Mr ALDRED —Mr Deputy Speaker, I conclude my remarks. I ask why the Prime Minister is so strongly pushing this casino for Canberra.

Mr DEPUTY SPEAKER —Order! The honourable member will resume his seat.

Mr MacKellar —Why are you sitting him down?

Mr DEPUTY SPEAKER —Order! The honourable member will come to order. I ask the honourable member to sit down while I rule on the point of order. The honourable member for Bruce has now decided to sit down because he has concluded his speech . I will not have an honourable member challenging the Chair's ruling in this matter. The matter was being dealt with totally in compliance with the Standing Orders of the House. I was about to rule on the point of order that the Minister has drawn to my attention. It is difficult having regard to the way the honourable member rendered his speech to recall his precise words and to have them withdrawn. I noticed that in the point of order the Minister did not refer to any particular remarks. He can be assured that if I had an effective recollection of any disparaging words used I would call for their withdrawal.

Mr Dawkins —It seems that the difficulty-

Mr DEPUTY SPEAKER —Order! Is the Minister speaking to the point of order?

Mr Dawkins —Yes. Mr Deputy Speaker, it seems to me that both you and I are in a difficult position. The Standing Orders are perfectly clear. If someone is going to reflect on a member of this House it is required that the remarks be made in the context of a substantive motion. In fact, the honourable member for Bruce has quite clearly breached the Standing Orders by proceeding-

Mr MacKellar —What is the point of order?

Mr Dawkins —That is up to the Deputy Speaker. I am sure he can do quite well without the honourable member's assistance.

Mr DEPUTY SPEAKER —Order! The honourable member will address the Chair.

Mr Dawkins —Mr Deputy Speaker, as you have already said, the Standing Orders are perfectly clear. I just wonder what remedies you have in these circumstances when an honourable member has quite clearly flouted the Standing Orders as you have pointed out.

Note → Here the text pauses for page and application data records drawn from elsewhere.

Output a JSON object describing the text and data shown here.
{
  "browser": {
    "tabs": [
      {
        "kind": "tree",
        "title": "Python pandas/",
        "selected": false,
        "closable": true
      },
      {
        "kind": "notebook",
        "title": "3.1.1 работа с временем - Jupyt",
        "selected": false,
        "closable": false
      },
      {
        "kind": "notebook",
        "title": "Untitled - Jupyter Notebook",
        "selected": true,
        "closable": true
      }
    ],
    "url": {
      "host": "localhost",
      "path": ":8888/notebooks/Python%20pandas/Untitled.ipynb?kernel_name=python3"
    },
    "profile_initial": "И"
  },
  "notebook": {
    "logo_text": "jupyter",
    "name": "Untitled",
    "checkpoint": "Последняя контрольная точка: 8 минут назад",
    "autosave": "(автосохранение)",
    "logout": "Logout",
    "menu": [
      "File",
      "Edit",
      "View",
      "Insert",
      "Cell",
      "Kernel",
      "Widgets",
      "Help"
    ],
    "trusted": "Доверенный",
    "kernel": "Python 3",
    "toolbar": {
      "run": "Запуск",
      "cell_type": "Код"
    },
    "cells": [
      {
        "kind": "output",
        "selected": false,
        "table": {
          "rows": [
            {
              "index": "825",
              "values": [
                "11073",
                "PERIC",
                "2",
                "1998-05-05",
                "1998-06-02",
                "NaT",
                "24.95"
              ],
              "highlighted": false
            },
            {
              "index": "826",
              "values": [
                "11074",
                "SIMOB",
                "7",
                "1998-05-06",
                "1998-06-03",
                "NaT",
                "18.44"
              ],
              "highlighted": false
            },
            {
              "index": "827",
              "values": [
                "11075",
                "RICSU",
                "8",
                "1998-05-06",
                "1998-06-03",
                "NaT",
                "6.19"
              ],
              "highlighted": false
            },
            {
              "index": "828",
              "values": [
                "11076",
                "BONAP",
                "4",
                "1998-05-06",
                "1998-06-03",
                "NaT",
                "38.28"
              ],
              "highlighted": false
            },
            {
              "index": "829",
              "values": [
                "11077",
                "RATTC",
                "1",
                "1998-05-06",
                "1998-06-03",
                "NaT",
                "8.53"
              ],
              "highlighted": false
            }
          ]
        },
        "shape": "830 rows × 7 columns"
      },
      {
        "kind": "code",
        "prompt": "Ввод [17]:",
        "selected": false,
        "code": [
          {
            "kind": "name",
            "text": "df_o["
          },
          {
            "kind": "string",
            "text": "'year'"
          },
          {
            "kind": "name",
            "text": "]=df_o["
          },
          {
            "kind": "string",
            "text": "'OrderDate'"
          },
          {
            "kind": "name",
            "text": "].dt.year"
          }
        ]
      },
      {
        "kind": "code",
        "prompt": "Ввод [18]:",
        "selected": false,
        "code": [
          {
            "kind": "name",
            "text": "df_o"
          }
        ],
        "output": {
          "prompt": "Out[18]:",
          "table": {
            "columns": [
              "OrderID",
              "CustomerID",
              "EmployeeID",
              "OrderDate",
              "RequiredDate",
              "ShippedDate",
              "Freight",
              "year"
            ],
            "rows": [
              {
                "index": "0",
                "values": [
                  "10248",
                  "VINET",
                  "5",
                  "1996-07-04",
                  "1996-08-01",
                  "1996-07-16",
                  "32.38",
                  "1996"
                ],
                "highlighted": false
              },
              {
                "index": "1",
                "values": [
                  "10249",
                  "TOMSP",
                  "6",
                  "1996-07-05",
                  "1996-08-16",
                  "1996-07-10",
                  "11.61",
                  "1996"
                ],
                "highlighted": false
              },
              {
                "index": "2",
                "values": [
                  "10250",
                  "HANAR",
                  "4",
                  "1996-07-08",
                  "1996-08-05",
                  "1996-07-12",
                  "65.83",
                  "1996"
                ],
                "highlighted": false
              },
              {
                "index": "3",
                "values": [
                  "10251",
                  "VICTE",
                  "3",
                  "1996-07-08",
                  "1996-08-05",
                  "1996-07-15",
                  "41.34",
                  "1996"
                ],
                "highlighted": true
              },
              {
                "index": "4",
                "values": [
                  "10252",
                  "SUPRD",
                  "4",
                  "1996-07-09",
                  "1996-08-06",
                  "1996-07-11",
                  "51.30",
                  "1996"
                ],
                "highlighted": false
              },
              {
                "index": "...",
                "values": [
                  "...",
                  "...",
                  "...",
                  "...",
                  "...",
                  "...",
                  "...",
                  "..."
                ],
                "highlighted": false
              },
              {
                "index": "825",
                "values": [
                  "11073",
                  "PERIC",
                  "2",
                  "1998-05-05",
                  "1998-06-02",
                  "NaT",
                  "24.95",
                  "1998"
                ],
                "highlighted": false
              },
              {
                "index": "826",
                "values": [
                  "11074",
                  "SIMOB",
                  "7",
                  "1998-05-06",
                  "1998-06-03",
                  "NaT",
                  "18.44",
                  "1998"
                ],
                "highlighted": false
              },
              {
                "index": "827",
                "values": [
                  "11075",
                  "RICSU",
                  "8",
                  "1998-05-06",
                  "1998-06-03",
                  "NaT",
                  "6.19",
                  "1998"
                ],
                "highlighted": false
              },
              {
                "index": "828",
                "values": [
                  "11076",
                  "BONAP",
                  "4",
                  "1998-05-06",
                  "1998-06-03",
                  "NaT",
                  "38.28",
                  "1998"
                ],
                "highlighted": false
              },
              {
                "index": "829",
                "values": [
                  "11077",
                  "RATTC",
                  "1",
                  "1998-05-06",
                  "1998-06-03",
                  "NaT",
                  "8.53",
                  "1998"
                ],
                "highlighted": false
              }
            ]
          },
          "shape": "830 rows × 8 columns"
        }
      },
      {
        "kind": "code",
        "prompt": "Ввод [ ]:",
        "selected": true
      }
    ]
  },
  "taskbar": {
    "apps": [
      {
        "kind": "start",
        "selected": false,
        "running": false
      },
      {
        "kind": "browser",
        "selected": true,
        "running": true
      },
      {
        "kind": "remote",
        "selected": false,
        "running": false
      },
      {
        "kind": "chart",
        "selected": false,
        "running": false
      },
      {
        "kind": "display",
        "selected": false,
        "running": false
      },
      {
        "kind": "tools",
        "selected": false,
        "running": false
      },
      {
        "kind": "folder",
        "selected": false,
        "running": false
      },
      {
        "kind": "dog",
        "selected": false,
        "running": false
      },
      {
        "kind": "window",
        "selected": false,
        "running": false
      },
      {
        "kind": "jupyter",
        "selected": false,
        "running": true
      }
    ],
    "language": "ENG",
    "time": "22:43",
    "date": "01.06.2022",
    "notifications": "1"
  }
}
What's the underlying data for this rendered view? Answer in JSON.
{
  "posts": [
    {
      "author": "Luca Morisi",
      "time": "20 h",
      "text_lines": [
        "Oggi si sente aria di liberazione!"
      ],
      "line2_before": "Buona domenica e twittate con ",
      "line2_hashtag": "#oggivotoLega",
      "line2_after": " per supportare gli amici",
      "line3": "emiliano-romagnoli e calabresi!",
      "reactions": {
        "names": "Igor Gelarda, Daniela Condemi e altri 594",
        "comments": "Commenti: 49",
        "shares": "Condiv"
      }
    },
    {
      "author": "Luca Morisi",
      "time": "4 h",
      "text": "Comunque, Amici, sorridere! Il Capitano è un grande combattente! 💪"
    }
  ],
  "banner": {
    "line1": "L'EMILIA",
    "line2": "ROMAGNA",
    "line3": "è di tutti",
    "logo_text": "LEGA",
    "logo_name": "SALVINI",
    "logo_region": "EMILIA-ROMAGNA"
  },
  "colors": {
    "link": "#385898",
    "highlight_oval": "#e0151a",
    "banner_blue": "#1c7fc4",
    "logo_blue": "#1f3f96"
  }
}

Mr DEPUTY SPEAKER —I think the House will recall that it was with total spontaneity that I raised the question and asked the honourable member to have regard for the Standing Orders. He indicated his preparedness to comply at that point. I am unable to do anything retrospective in the matter. I believe the incident is one that honourable members to advantage could have regard to in future debates.